**Task to carry out**.
All lines of the material that contain "name" must be copied out.

# # #

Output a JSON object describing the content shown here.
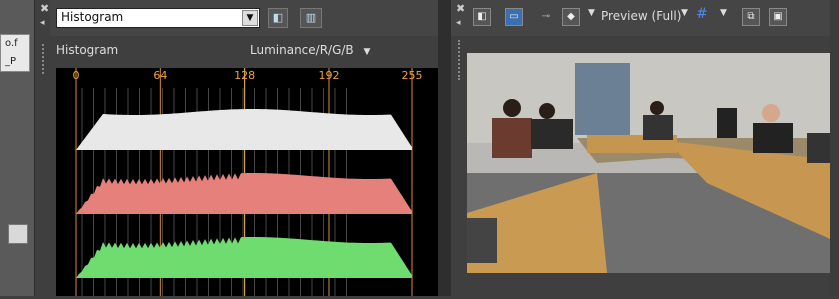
{
  "left_clipped": {
    "items": [
      "o.f",
      "_P"
    ]
  },
  "histogram_panel": {
    "view_select": "Histogram",
    "title": "Histogram",
    "mode": "Luminance/R/G/B",
    "ticks": [
      "0",
      "64",
      "128",
      "192",
      "255"
    ]
  },
  "preview_toolbar": {
    "quality": "Preview (Full)"
  },
  "colors": {
    "luminance": "#e8e8e8",
    "red": "#e5807a",
    "green": "#6fdc6f",
    "tick_line": "#d98c3a",
    "center_line": "#f2c15a"
  }
}
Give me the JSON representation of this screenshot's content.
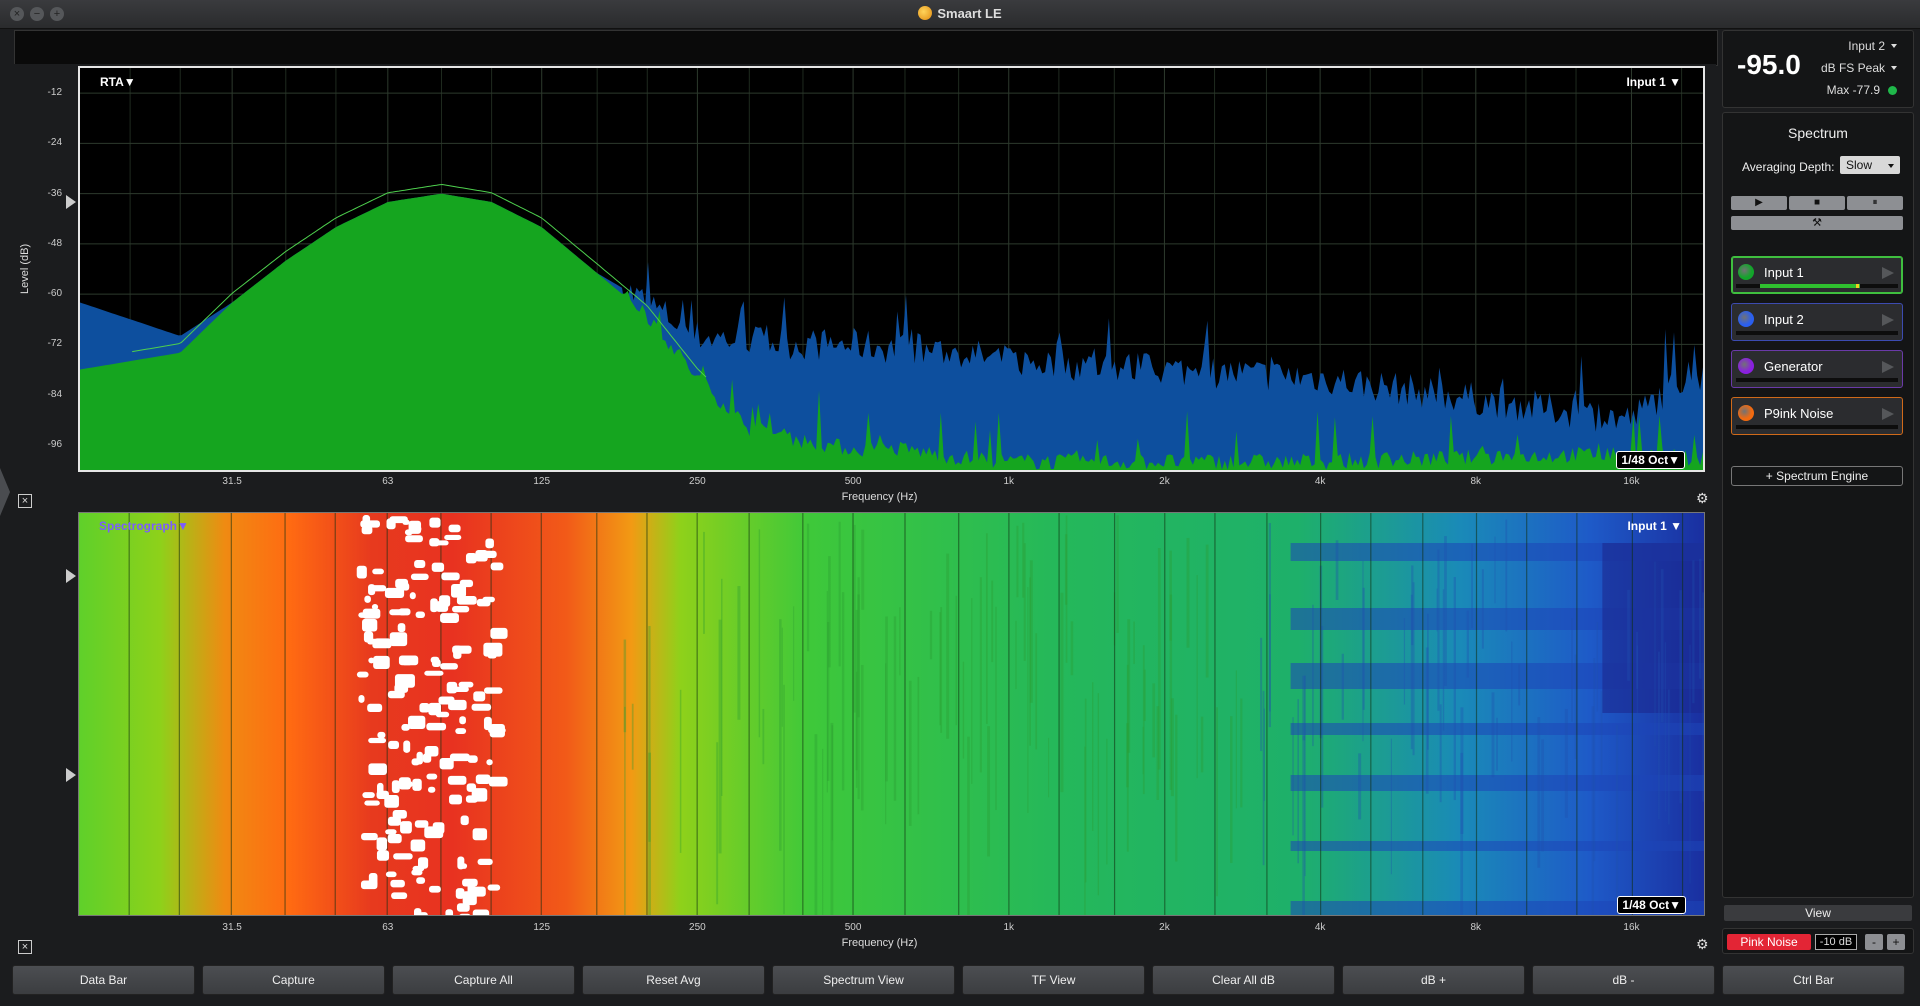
{
  "app": {
    "title": "Smaart LE"
  },
  "rta": {
    "mode_label": "RTA▼",
    "input_label": "Input 1 ▼",
    "resolution_label": "1/48 Oct▼",
    "y_axis_title": "Level (dB)",
    "x_axis_title": "Frequency (Hz)",
    "y_ticks": [
      "-12",
      "-24",
      "-36",
      "-48",
      "-60",
      "-72",
      "-84",
      "-96"
    ],
    "x_ticks": [
      "31.5",
      "63",
      "125",
      "250",
      "500",
      "1k",
      "2k",
      "4k",
      "8k",
      "16k"
    ]
  },
  "spectrograph": {
    "mode_label": "Spectrograph▼",
    "input_label": "Input 1 ▼",
    "resolution_label": "1/48 Oct▼",
    "x_axis_title": "Frequency (Hz)",
    "x_ticks": [
      "31.5",
      "63",
      "125",
      "250",
      "500",
      "1k",
      "2k",
      "4k",
      "8k",
      "16k"
    ]
  },
  "chart_data": [
    {
      "type": "area",
      "title": "RTA",
      "xlabel": "Frequency (Hz)",
      "ylabel": "Level (dB)",
      "xscale": "log",
      "xlim": [
        16,
        22000
      ],
      "ylim": [
        -102,
        -6
      ],
      "grid": true,
      "series": [
        {
          "name": "Input 1",
          "color": "#15a51f",
          "x": [
            16,
            25,
            31.5,
            40,
            50,
            63,
            80,
            100,
            125,
            160,
            200,
            250,
            315,
            400,
            500,
            630,
            800,
            1000,
            2000,
            4000,
            8000,
            16000,
            20000
          ],
          "values": [
            -78,
            -74,
            -62,
            -52,
            -44,
            -38,
            -36,
            -38,
            -44,
            -55,
            -65,
            -80,
            -92,
            -95,
            -97,
            -97,
            -99,
            -100,
            -100,
            -100,
            -99,
            -98,
            -99
          ]
        },
        {
          "name": "Input 2",
          "color": "#0d4f9e",
          "x": [
            16,
            25,
            31.5,
            40,
            50,
            63,
            80,
            100,
            125,
            160,
            200,
            250,
            315,
            400,
            500,
            630,
            800,
            1000,
            2000,
            4000,
            8000,
            16000,
            20000
          ],
          "values": [
            -62,
            -70,
            -62,
            -52,
            -44,
            -38,
            -36,
            -38,
            -44,
            -55,
            -62,
            -70,
            -71,
            -72,
            -72,
            -73,
            -74,
            -76,
            -78,
            -80,
            -85,
            -90,
            -80
          ]
        }
      ]
    },
    {
      "type": "heatmap",
      "title": "Spectrograph",
      "xlabel": "Frequency (Hz)",
      "xscale": "log",
      "xlim": [
        16,
        22000
      ],
      "x": [
        16,
        31.5,
        50,
        63,
        80,
        100,
        125,
        160,
        200,
        250,
        500,
        1000,
        2000,
        4000,
        8000,
        16000,
        20000
      ],
      "level_db": [
        -60,
        -50,
        -40,
        -33,
        -30,
        -36,
        -40,
        -45,
        -52,
        -60,
        -64,
        -66,
        -68,
        -72,
        -76,
        -84,
        -82
      ],
      "colors": [
        "#1a2fa0",
        "#1a8fd8",
        "#18c070",
        "#7ad11a",
        "#ff7a10",
        "#e83020",
        "#ffffff"
      ]
    }
  ],
  "meter": {
    "value": "-95.0",
    "input_label": "Input 2",
    "type_label": "dB FS Peak",
    "max_label": "Max -77.9",
    "max_color": "#1fb84a"
  },
  "spectrum_panel": {
    "title": "Spectrum",
    "averaging_label": "Averaging Depth:",
    "averaging_value": "Slow",
    "play_icon": "▶",
    "stop_icon": "■",
    "pause_icon": "⏸",
    "tools_icon": "⚒",
    "engines": [
      {
        "name": "Input 1",
        "color": "#12a52a",
        "border": "#3fbf3f",
        "active": true
      },
      {
        "name": "Input 2",
        "color": "#2a5ff0",
        "border": "#3c4bb0",
        "active": false
      },
      {
        "name": "Generator",
        "color": "#8a1fe0",
        "border": "#6a3aa8",
        "active": false
      },
      {
        "name": "P9ink Noise",
        "color": "#f26a10",
        "border": "#d06a1a",
        "active": false
      }
    ],
    "add_engine_label": "+ Spectrum Engine"
  },
  "view_label": "View",
  "generator": {
    "pink_label": "Pink Noise",
    "level": "-10 dB",
    "minus": "-",
    "plus": "+"
  },
  "bottom_buttons": [
    "Data Bar",
    "Capture",
    "Capture All",
    "Reset Avg",
    "Spectrum View",
    "TF View",
    "Clear All dB",
    "dB +",
    "dB -",
    "Ctrl Bar"
  ],
  "colors": {
    "accent_green": "#15a51f",
    "accent_blue": "#0d4f9e",
    "pink_noise_red": "#e32535"
  }
}
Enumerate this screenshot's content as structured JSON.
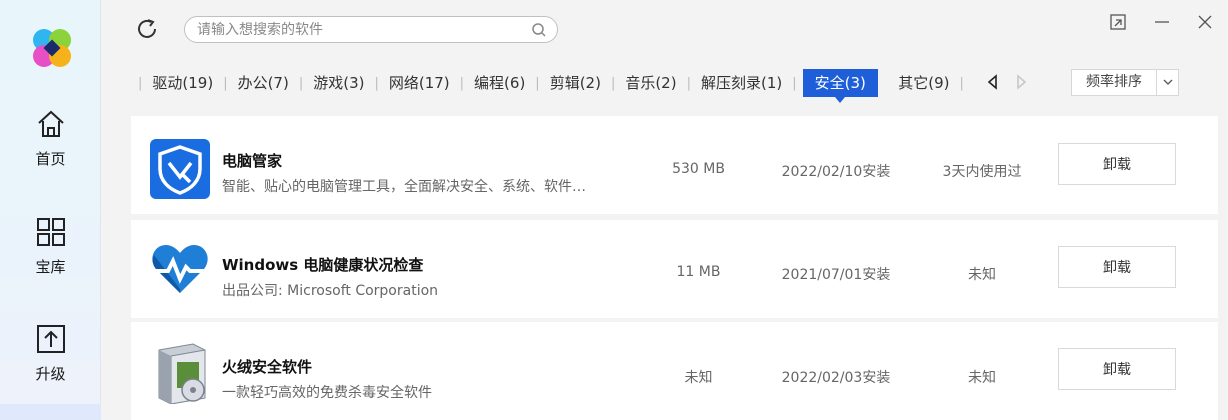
{
  "sidebar": {
    "items": [
      {
        "label": "首页",
        "icon": "home-icon"
      },
      {
        "label": "宝库",
        "icon": "grid-icon"
      },
      {
        "label": "升级",
        "icon": "upgrade-icon"
      }
    ]
  },
  "search": {
    "placeholder": "请输入想搜索的软件"
  },
  "tabs": [
    {
      "label": "驱动(19)"
    },
    {
      "label": "办公(7)"
    },
    {
      "label": "游戏(3)"
    },
    {
      "label": "网络(17)"
    },
    {
      "label": "编程(6)"
    },
    {
      "label": "剪辑(2)"
    },
    {
      "label": "音乐(2)"
    },
    {
      "label": "解压刻录(1)"
    },
    {
      "label": "安全(3)",
      "active": true
    },
    {
      "label": "其它(9)"
    }
  ],
  "sort": {
    "label": "频率排序"
  },
  "apps": [
    {
      "name": "电脑管家",
      "desc": "智能、贴心的电脑管理工具，全面解决安全、系统、软件…",
      "size": "530 MB",
      "date": "2022/02/10安装",
      "usage": "3天内使用过",
      "action": "卸载",
      "icon": "tencent-pc-manager-icon"
    },
    {
      "name": "Windows 电脑健康状况检查",
      "desc": "出品公司: Microsoft Corporation",
      "size": "11 MB",
      "date": "2021/07/01安装",
      "usage": "未知",
      "action": "卸载",
      "icon": "health-heart-icon"
    },
    {
      "name": "火绒安全软件",
      "desc": "一款轻巧高效的免费杀毒安全软件",
      "size": "未知",
      "date": "2022/02/03安装",
      "usage": "未知",
      "action": "卸载",
      "icon": "software-box-icon"
    }
  ],
  "colors": {
    "accent": "#1e5fd9",
    "sidebar_bg": "#e8f6fb",
    "content_bg": "#f3f3f3"
  }
}
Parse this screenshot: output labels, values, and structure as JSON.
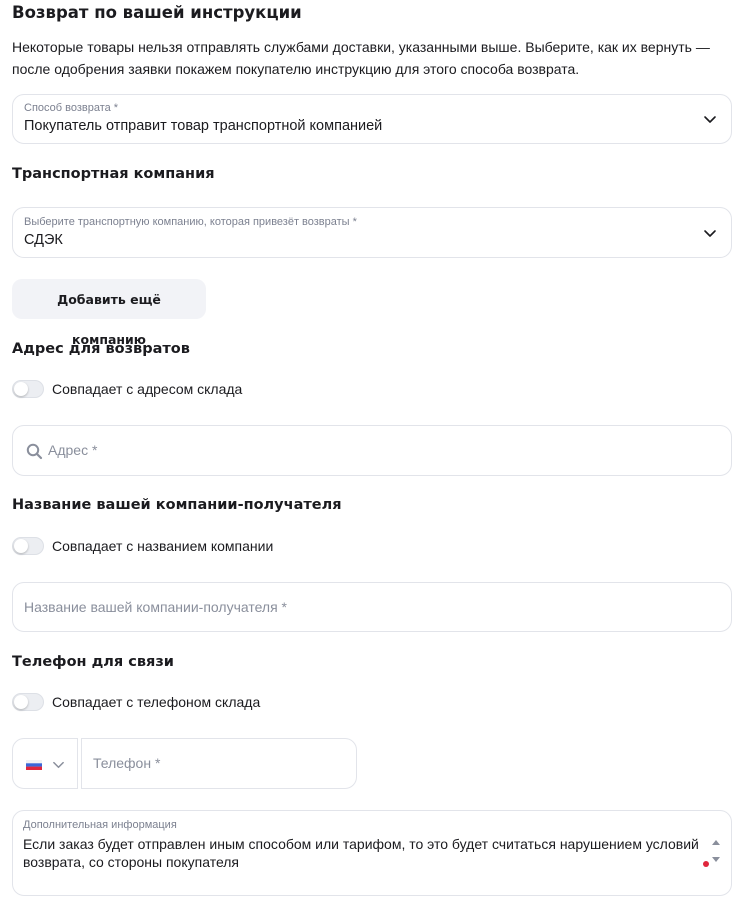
{
  "header": {
    "title": "Возврат по вашей инструкции",
    "description": "Некоторые товары нельзя отправлять службами доставки, указанными выше. Выберите, как их вернуть — после одобрения заявки покажем покупателю инструкцию для этого способа возврата."
  },
  "return_method": {
    "label": "Способ возврата *",
    "value": "Покупатель отправит товар транспортной компанией"
  },
  "transport": {
    "section_title": "Транспортная компания",
    "label": "Выберите транспортную компанию, которая привезёт возвраты *",
    "value": "СДЭК",
    "add_button": "Добавить ещё компанию"
  },
  "address": {
    "section_title": "Адрес для возвратов",
    "toggle_label": "Совпадает с адресом склада",
    "toggle_on": false,
    "placeholder": "Адрес *"
  },
  "company": {
    "section_title": "Название вашей компании-получателя",
    "toggle_label": "Совпадает с названием компании",
    "toggle_on": false,
    "placeholder": "Название вашей компании-получателя *"
  },
  "phone": {
    "section_title": "Телефон для связи",
    "toggle_label": "Совпадает с телефоном склада",
    "toggle_on": false,
    "country_flag": "russia-flag-icon",
    "placeholder": "Телефон *"
  },
  "extra_info": {
    "label": "Дополнительная информация",
    "value": "Если заказ будет отправлен иным способом или тарифом, то это будет считаться нарушением условий возврата, со стороны покупателя"
  },
  "colors": {
    "border": "#e2e4ea",
    "button_bg": "#f2f3f7",
    "muted_text": "#7c8190",
    "error_dot": "#e0263c"
  }
}
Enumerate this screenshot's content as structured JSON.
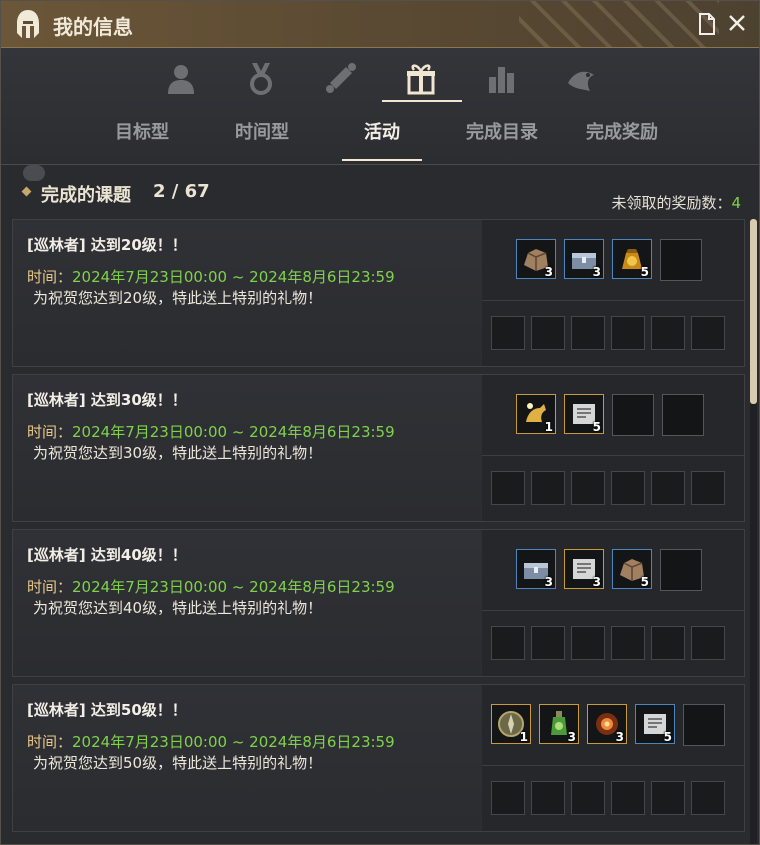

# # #

**Exercise solution**.
          "name": "Input 1",
          "name": "Input 2",
        "name": "Input 1",
        "name": "Input 2",
        "name": "Generator",
        "name": "P9ink Noise",
      "name": "电脑管家",
      "name": "Windows 电脑健康状况检查",
      "name": "火绒安全软件",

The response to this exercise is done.